The population of Battle Creek is about 51,000 individuals as of 2017, and only about 12 of those individuals work as Kingman Museum employees. With limited staff, they set focused, attainable goals. One objective was to increase efforts to market the museum store and to provide visitors a wider variety of higher quality items that would give them something to bring home, leave a lasting impression of their museum experience. However, lasting impressions weren’t limited to just the museum store. The museum also pushed forth efforts for maximum transparency in educational programming and outreach that organically attracted not only visitors, but also individual donors and funding.
Based on two different studies, Driving Forces from The Fundraising Report and Women Give 2019: Gender and Giving Across Communities of Color, we believe that personal connections make a difference when it comes to driving philanthropic giving, including membership renewals. There is an immeasurable value to simply offering more insights into how your organization is using their funding. As you gain the trust of a core group of individuals, social media and peer-to-peer advocacy will act in your favor – more widely known as The Flywheel Effect.
Kingman Museum continued to make adjustments that offered more insights into the value they brought to the community. Providing audiences with more transparency into how funding is used and acknowledging accountability about the effectiveness of the mission and programming can lead to organic feedback and help guide efforts.
Reciprocal benefits had always been of great value to members, and Kingman Museum staff understood this through personal communications and regularly making note of member feedback. Information that visitors and members are readily providing can be easy to overlook and mismanaged, but implementing simple procedures can help bridge these gaps in communication, regardless of your organization’s size.
Memberships with larger organizations are not the only resource for reciprocal benefits. As many of your members reside nearby, building relationships with neighboring organizations and businesses can offer additional value to your membership program as well. Kingman Museum carried that concept into their fundraising event initiatives.
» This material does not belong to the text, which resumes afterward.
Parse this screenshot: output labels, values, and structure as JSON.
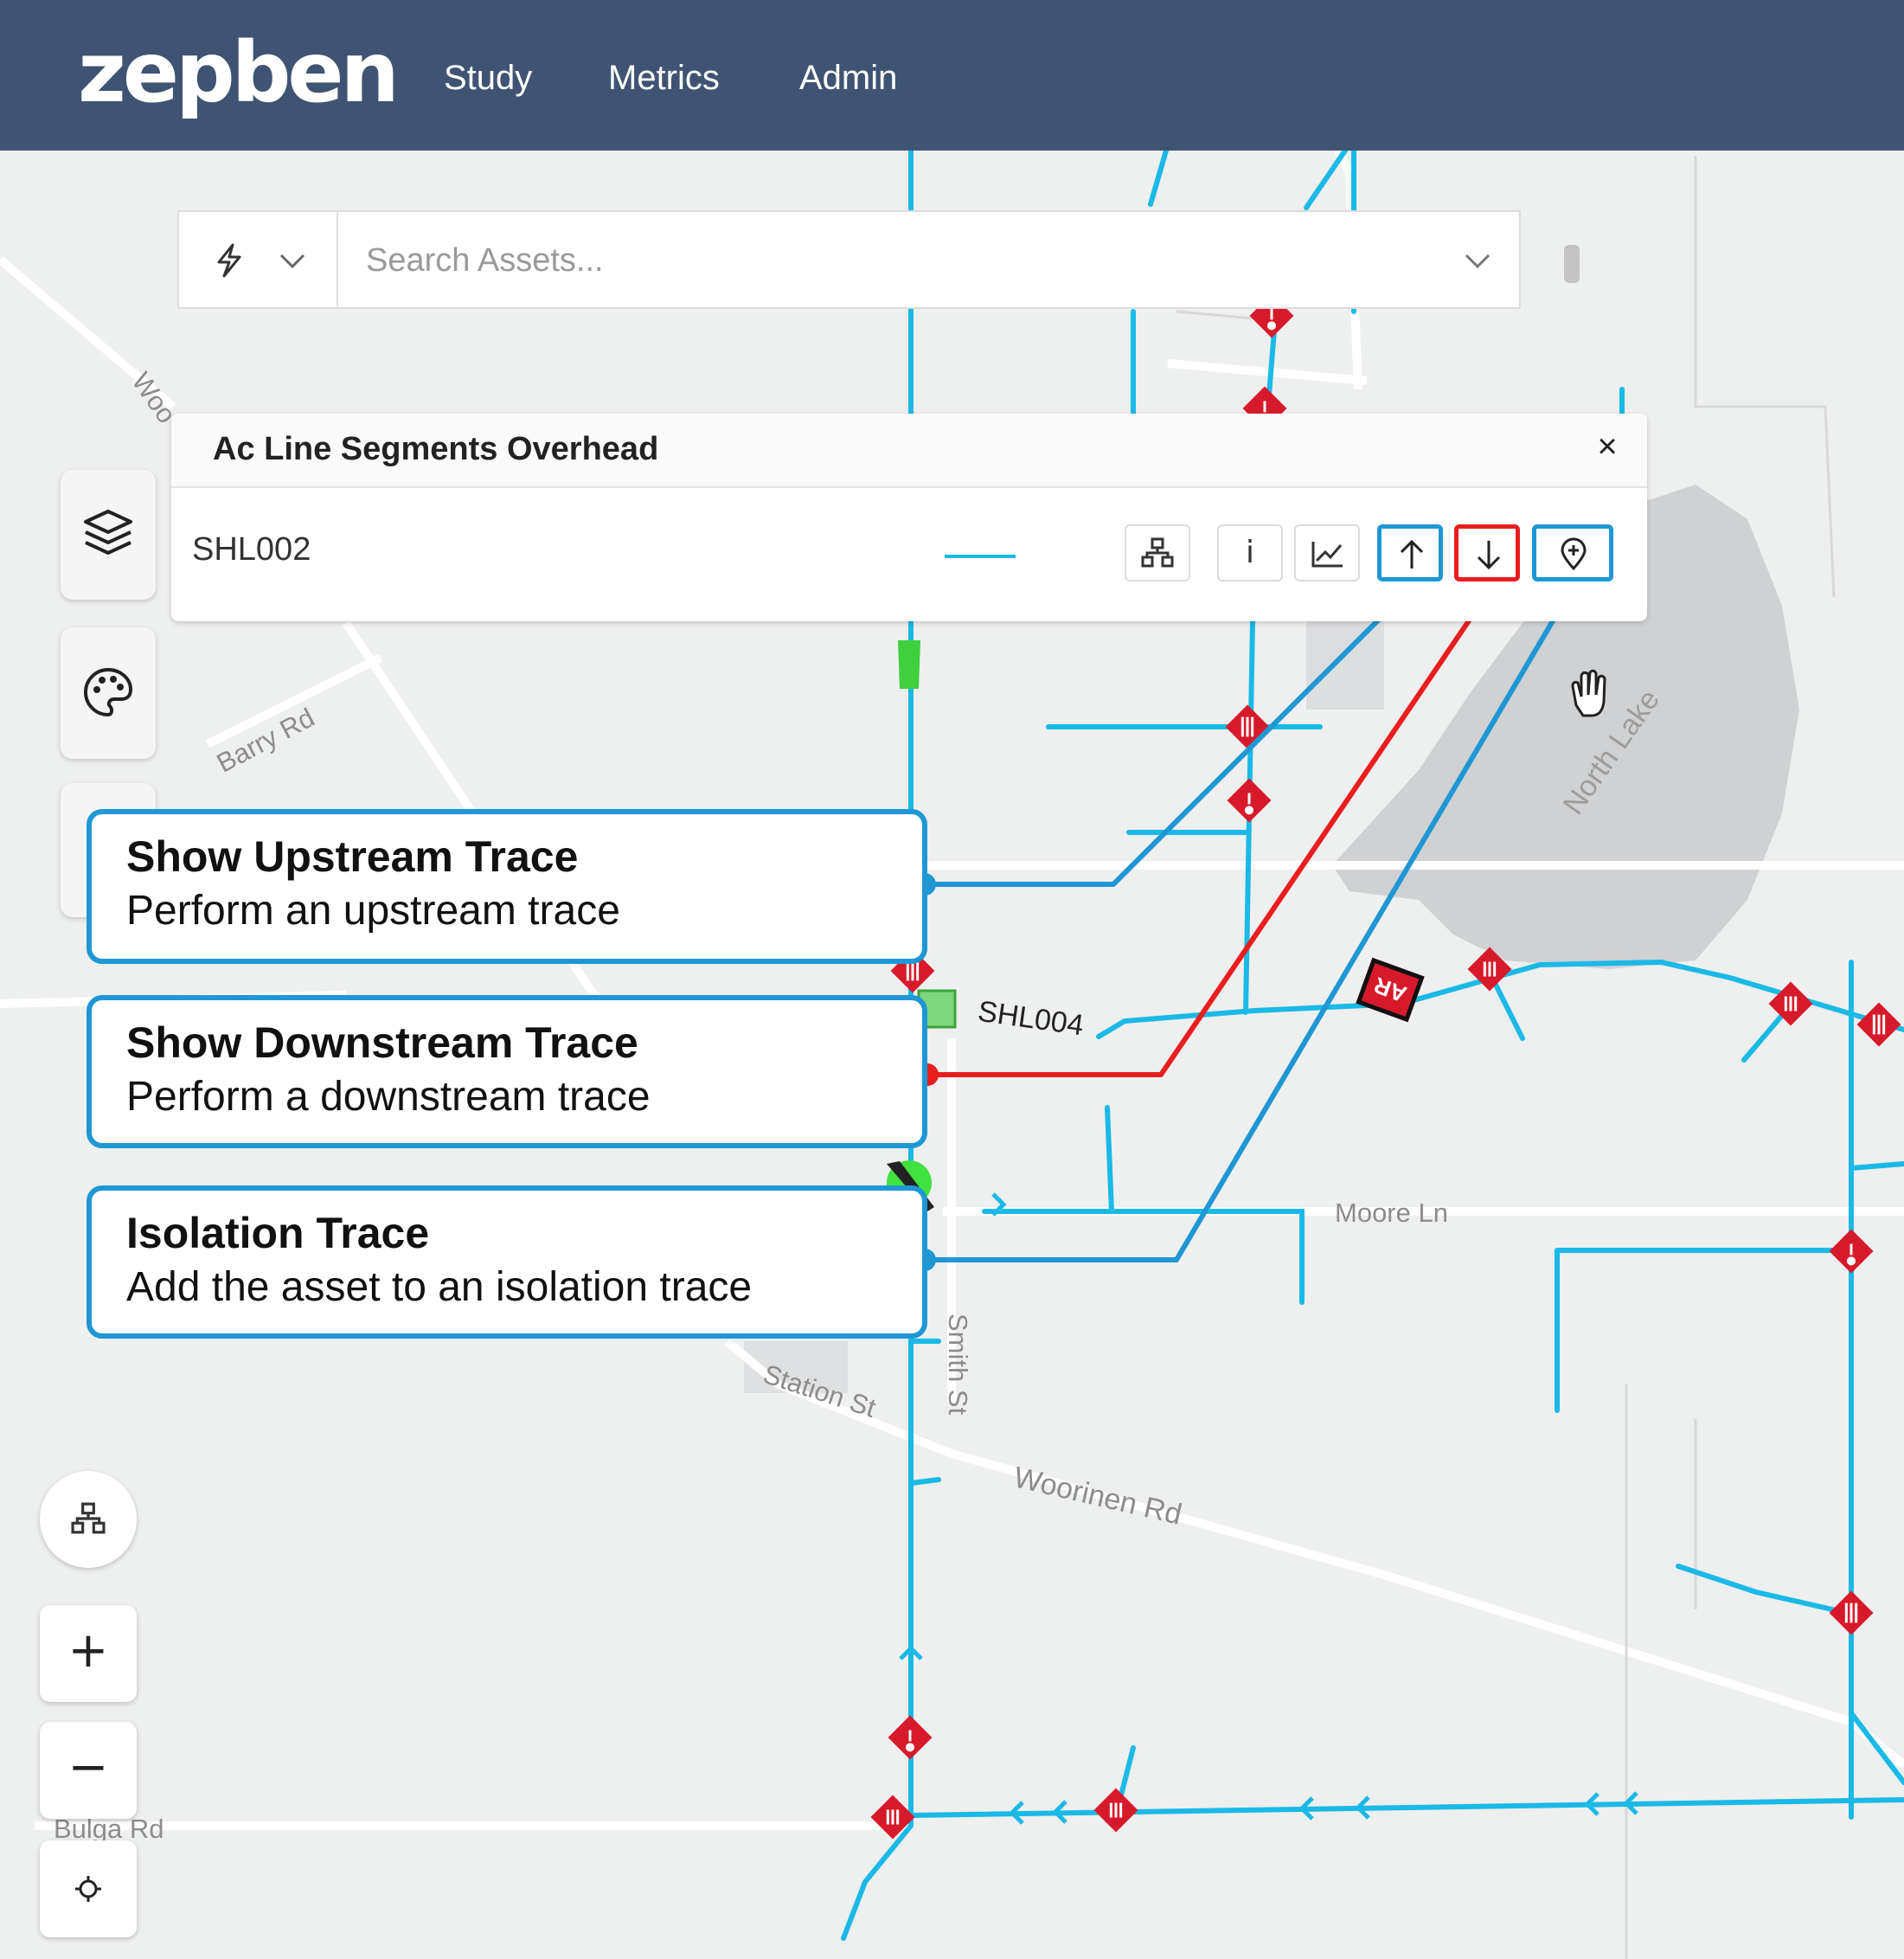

With resourcefulness and creativity, Kingman Museum redesigned its fundraising event strategies to appeal to a wider audience without taxing staff with additional stress. Through partnerships with community breweries and coffee vendors, the museum rejected the traditional cocktail party fundraising event and modernized it with an atmosphere and price point that would attract a broader audience.
The changes that Kingman Museum implemented were simple and effective because they were a holistic approach to updating strategies that promote the integrity of their mission, which is to provide lifelong learning opportunities for each individual in the community.
Rather than expecting immediate support from a younger generation that is largely unable to provide gifts at the same level as current major donors, Kingman Museum is cultivating a core group of longtime supporters by meeting their needs throughout the individual’s lifetime. Organizations that continue to enrich programming and grow with their current supporters may see that, when the time comes, and these younger individuals are able to give larger gifts of philanthropic support, they’ll remember the organization that was there when they needed them most.